YOUR ASSIGNMENT
Using the records below, find how many lines hold the word "available" and reply with only that number.

SOURCE MATERIAL
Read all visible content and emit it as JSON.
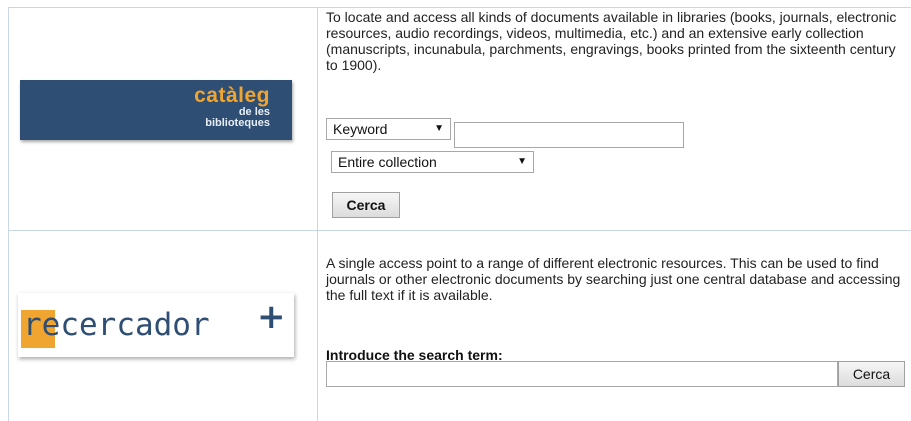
{
  "catalog": {
    "logo": {
      "line1": "catàleg",
      "line2": "de les",
      "line3": "biblioteques"
    },
    "description": "To locate and access all kinds of documents available in libraries (books, journals, electronic resources, audio recordings, videos, multimedia, etc.) and an extensive early collection (manuscripts, incunabula, parchments, engravings, books printed from the sixteenth century to 1900).",
    "search_type_selected": "Keyword",
    "collection_selected": "Entire collection",
    "search_value": "",
    "button_label": "Cerca"
  },
  "recercador": {
    "logo": {
      "prefix": "re",
      "rest": "cercador",
      "plus": "+"
    },
    "description": "A single access point to a range of different electronic resources. This can be used to find journals or other electronic documents by searching just one central database and accessing the full text if it is available.",
    "term_label": "Introduce the search term:",
    "search_value": "",
    "button_label": "Cerca"
  },
  "colors": {
    "brand_blue": "#2f4e73",
    "brand_orange": "#f0a531",
    "grid_line": "#c8d6e6"
  }
}
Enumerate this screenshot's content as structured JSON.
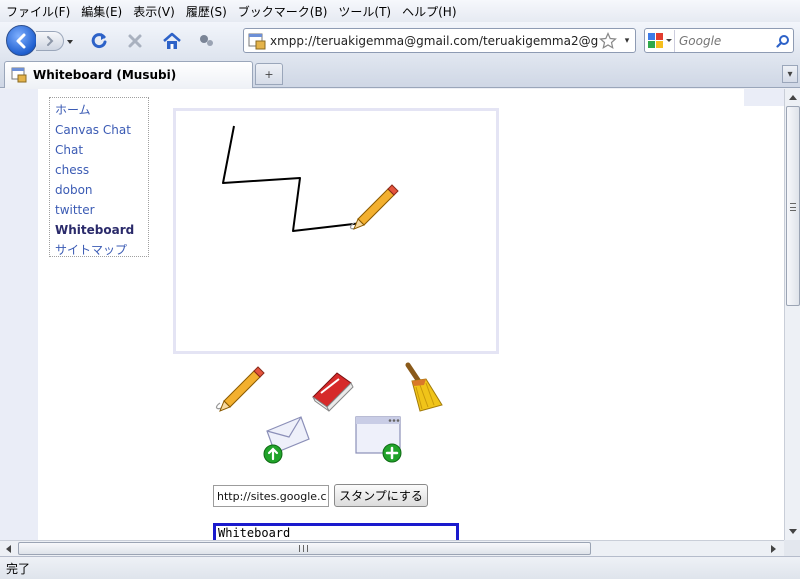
{
  "menubar": {
    "items": [
      "ファイル(F)",
      "編集(E)",
      "表示(V)",
      "履歴(S)",
      "ブックマーク(B)",
      "ツール(T)",
      "ヘルプ(H)"
    ]
  },
  "navbar": {
    "url": "xmpp://teruakigemma@gmail.com/teruakigemma2@g",
    "search_placeholder": "Google"
  },
  "tab": {
    "title": "Whiteboard (Musubi)",
    "new_tab_glyph": "+"
  },
  "site_nav": {
    "items": [
      {
        "label": "ホーム"
      },
      {
        "label": "Canvas Chat"
      },
      {
        "label": "Chat"
      },
      {
        "label": "chess"
      },
      {
        "label": "dobon"
      },
      {
        "label": "twitter"
      },
      {
        "label": "Whiteboard",
        "current": true
      },
      {
        "label": "サイトマップ"
      }
    ]
  },
  "whiteboard": {
    "icons": [
      "pencil-cursor-icon"
    ],
    "tools": [
      "pencil-icon",
      "eraser-icon",
      "broom-icon",
      "send-mail-icon",
      "new-window-icon"
    ]
  },
  "stamp": {
    "url_value": "http://sites.google.c",
    "button_label": "スタンプにする"
  },
  "chat": {
    "title": "Whiteboard"
  },
  "status": {
    "text": "完了"
  },
  "colors": {
    "link": "#3b5bb4",
    "canvas_border": "#e4e4f4",
    "chat_border": "#1a1acd"
  }
}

EXERCISE SOLUTION
2